Success: Is It Worth It? (Part 1)

“Seek not to follow in the footsteps of men of old; seek what they sought.” -Matsuo Basho

For years I’ve had a running debate with myself as to whether or not my dad’s success was worth the price he paid for it. The way I see it, he paid with his life to build a highly successful group of companies. My dad died at 64 years old— he didn’t even make it to “senior citizen” status. Our family paid a hefty price too.

When he died I experienced a strange multitude of emotions. I was glad that his long and painful struggle with a number of illnesses was finally over. I was upset that he could have prevented many of those illnesses by doing a few small and simple things differently— things like eating breakfast, getting more sleep, exercising regularly and visiting the doctor for routine checkups.

I was grateful that, despite his shortcomings, he’d lived his life honorably and in a way that we, his family, can be forever proud of. I remember feeling like a sort of cap had been put on his life— that the reputation he’d earned through his fairness, honesty, authenticity, loyalty, generosity and hard work could never be reversed or undone.

I was exasperated at the thought of ever measuring up to him or his accomplishments. I was sad that I would never have the close and loving relationship with him that I had missed out on as a child. I was angry at not having had that relationship and that it was now impossible. I was upset that he hadn’t taken better care of himself.

I was appreciative of his incredible vision, foresight and initiative to prepare my mom, my siblings and me, and the leaders of our company to carry on the good work that he started. And it has paid off— in the five years since he has been gone, our family business has experienced unprecedented growth and profitability. 

The last five years have given me a lot to think about, and many new perspectives.  

(To be continued…)


Fitbit Makes Being Active Fun and Interesting

Fitbit makes devices that make being active fun and interesting. Its latest product, the Fitbit Force is worn as a watch, but it does so much more. Each day it tracks things like how many steps you take, the total distance you walk, how many calories you burn, how many minutes of intense activity you have, how many flights of stairs you climb and even how long and how well you sleep.

You can use it to track your weight and water consumption. It easily syncs with your smartphone and requires less than five minutes of setup. The battery lasts about five days on a charge. It vibrates and sends you a happy message on days you achieve the American Heart Association’s recommended 10,000 steps.

Wearing this device for just one week makes me think of Arthur C. Clarke’s words, “Any sufficiently advanced technology is indistinguishable from magic.” This thing might not be magic, but it’s pretty awesome.

Another awesome thing about Fitbit is that it makes tracking progress toward fitness goals easily measurable. It’s hard to manage what you don’t measure. Fitbit emails you a cool report that summarizes your activity each week. It’s interesting to see your activity quantified in this manner and delivered in report format.
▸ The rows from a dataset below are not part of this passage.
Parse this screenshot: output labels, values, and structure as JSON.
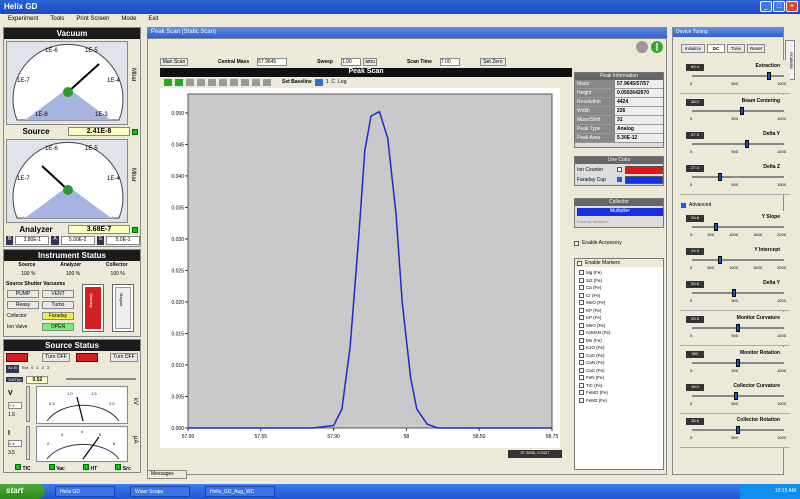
{
  "window": {
    "title": "Helix GD"
  },
  "menu": [
    "Experiment",
    "Tools",
    "Print Screen",
    "Mode",
    "Exit"
  ],
  "vacuum": {
    "title": "Vacuum",
    "gauge_labels": [
      "1E-6",
      "1E-5",
      "1E-7",
      "1E-4",
      "1E-8",
      "1E-3"
    ],
    "source_label": "Source",
    "source_value": "2.41E-8",
    "analyzer_label": "Analyzer",
    "analyzer_value": "3.68E-7",
    "small_labels": [
      "B",
      "A",
      "S"
    ],
    "small_values": [
      "3.80E-1",
      "5.00E-2",
      "5.0E-1"
    ],
    "side_label": "Mbar"
  },
  "instrument_status": {
    "title": "Instrument Status",
    "headers": [
      "Source",
      "Analyzer",
      "Collector"
    ],
    "percents": [
      "100 %",
      "100 %",
      "100 %"
    ],
    "valves_title": "Source Shutter Vacuums",
    "pump_label": "PUMP",
    "vent_label": "VENT",
    "row2": [
      "Reasy",
      "Turbo"
    ],
    "collector_label": "Collector",
    "collector_value": "Faraday",
    "ion_valve_label": "Ion Valve",
    "ion_valve_value": "OPEN",
    "bar_labels": [
      "Standby",
      "Magnet"
    ]
  },
  "source_status": {
    "title": "Source Status",
    "btn1": "Turn OFF",
    "btn2": "Turn OFF",
    "labels": [
      "Ac El",
      "Ext",
      "Vol/Trip"
    ],
    "value": "0.52",
    "scale": [
      "0",
      "1",
      "2",
      "3"
    ],
    "v_label": "V",
    "v_value": "7.2",
    "v_sub": "1.6",
    "i_label": "I",
    "i_value": "2.4",
    "i_sub": "3.5",
    "meter_scale": [
      "0.5",
      "1.0",
      "1.5",
      "2.0"
    ],
    "meter2_scale": [
      "2",
      "3",
      "4",
      "5",
      "6"
    ],
    "side_labels": [
      "kV",
      "μA"
    ],
    "status_items": [
      "TIC",
      "Vac",
      "HT",
      "Src"
    ]
  },
  "peak_scan": {
    "window_title": "Peak Scan (Static Scan)",
    "btn_scan": "Man Scan",
    "central_mass_label": "Central Mass",
    "central_mass_value": "57.9645",
    "sweep_label": "Sweep",
    "sweep_value": "1.00",
    "sweep_unit": "amu",
    "scan_time_label": "Scan Time",
    "scan_time_value": "7.00",
    "set_zero": "Set Zero",
    "plot_title": "Peak Scan",
    "set_baseline": "Set Baseline",
    "toolbar_extra": [
      "1",
      "C",
      "Log"
    ],
    "status_readout": "57.9635, 0.0427",
    "tab_label": "Messages"
  },
  "peak_info": {
    "title": "Peak Information",
    "rows": [
      {
        "k": "Mass",
        "v": "57.9645/57/57"
      },
      {
        "k": "Height",
        "v": "0.0502642670"
      },
      {
        "k": "Resolution",
        "v": "4424"
      },
      {
        "k": "Width",
        "v": "226"
      },
      {
        "k": "Mass/Shift",
        "v": "31"
      },
      {
        "k": "Peak Type",
        "v": "Analog"
      },
      {
        "k": "Peak Area",
        "v": "5.30E-12"
      }
    ]
  },
  "line_color": {
    "title": "Line Color",
    "ion_counter": "Ion Counter",
    "faraday_cup": "Faraday Cup",
    "ion_color": "#ee1111",
    "faraday_color": "#1133ee"
  },
  "collector_panel": {
    "title": "Collector",
    "selected": "Multiplier",
    "option2": "Faraday Multiplier"
  },
  "enable_elements": {
    "accessory_label": "Enable Accessory",
    "label": "Enable Markers",
    "items": [
      "Mg (Fe)",
      "Si2 (Fe)",
      "Ca (Fe)",
      "Cr (Fe)",
      "MnO (Fe)",
      "KP (Fe)",
      "KP (Fe)",
      "MnO (Fe)",
      "noMAN (Fe)",
      "Mn (Fe)",
      "K2O (Fe)",
      "CaC (Fe)",
      "CaN (Fe)",
      "CaC (Fe)",
      "FeN (Fe)",
      "TiC (Fe)",
      "FeMO (Fe)",
      "FeM2 (Fe)"
    ]
  },
  "device_tuning": {
    "title": "Device Tuning",
    "tabs": [
      "Initialize",
      "DC",
      "Tune",
      "Reset"
    ],
    "side_tab": "Analysis",
    "advanced_label": "Advanced",
    "sliders": [
      {
        "name": "Extraction",
        "value": "83.4",
        "pos": 0.85,
        "ticks": [
          "0",
          "500",
          "1000"
        ]
      },
      {
        "name": "Beam Centering",
        "value": "48.0",
        "pos": 0.55,
        "ticks": [
          "0",
          "500",
          "1000"
        ]
      },
      {
        "name": "Delta Y",
        "value": "57.3",
        "pos": 0.6,
        "ticks": [
          "0",
          "500",
          "1000"
        ]
      },
      {
        "name": "Delta Z",
        "value": "27.4",
        "pos": 0.3,
        "ticks": [
          "0",
          "500",
          "1000"
        ]
      },
      {
        "name": "Y Slope",
        "value": "26.8",
        "pos": 0.25,
        "ticks": [
          "0",
          "500",
          "1000",
          "1500",
          "2000"
        ]
      },
      {
        "name": "Y Intercept",
        "value": "24.3",
        "pos": 0.3,
        "ticks": [
          "0",
          "500",
          "1000",
          "1500",
          "2000"
        ]
      },
      {
        "name": "Delta Y",
        "value": "55.8",
        "pos": 0.45,
        "ticks": [
          "0",
          "500",
          "1000"
        ]
      },
      {
        "name": "Monitor Curvature",
        "value": "49.5",
        "pos": 0.5,
        "ticks": [
          "0",
          "500",
          "1000"
        ]
      },
      {
        "name": "Monitor Rotation",
        "value": "500",
        "pos": 0.5,
        "ticks": [
          "0",
          "500",
          "1000"
        ]
      },
      {
        "name": "Collector Curvature",
        "value": "48.0",
        "pos": 0.48,
        "ticks": [
          "0",
          "500",
          "1000"
        ]
      },
      {
        "name": "Collector Rotation",
        "value": "48.8",
        "pos": 0.5,
        "ticks": [
          "0",
          "500",
          "1000"
        ]
      }
    ]
  },
  "taskbar": {
    "start": "start",
    "tasks": [
      "Helix GD",
      "Wiser Scope",
      "Helix_GD_Aug_WC"
    ],
    "clock": "10:15 AM"
  },
  "chart_data": {
    "type": "line",
    "title": "Peak Scan",
    "x_ticks": [
      "57.00",
      "57.55",
      "57.90",
      "58",
      "58.50",
      "58.75"
    ],
    "y_ticks": [
      "0.000",
      "0.005",
      "0.010",
      "0.015",
      "0.020",
      "0.025",
      "0.030",
      "0.035",
      "0.040",
      "0.045",
      "0.050"
    ],
    "xlim": [
      57.0,
      58.75
    ],
    "ylim": [
      0,
      0.053
    ],
    "series": [
      {
        "color": "#1c2ccc",
        "x": [
          57.0,
          57.6,
          57.7,
          57.74,
          57.78,
          57.82,
          57.85,
          57.88,
          57.92,
          57.96,
          58.0,
          58.03,
          58.07,
          58.1,
          58.15,
          58.2,
          58.75
        ],
        "y": [
          0.0,
          0.0,
          0.0004,
          0.003,
          0.013,
          0.03,
          0.044,
          0.0495,
          0.0502,
          0.046,
          0.034,
          0.02,
          0.008,
          0.003,
          0.0006,
          0.0,
          0.0
        ]
      }
    ]
  }
}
The Fitbit Force is $130 and requires no subscription. That’s pretty cool too.

Fitbit, Google Glass, Samsung Galaxy Gear. 2014’s the year we’ll remember as the year wearable tech took off. And we were just a bit more fit because of it.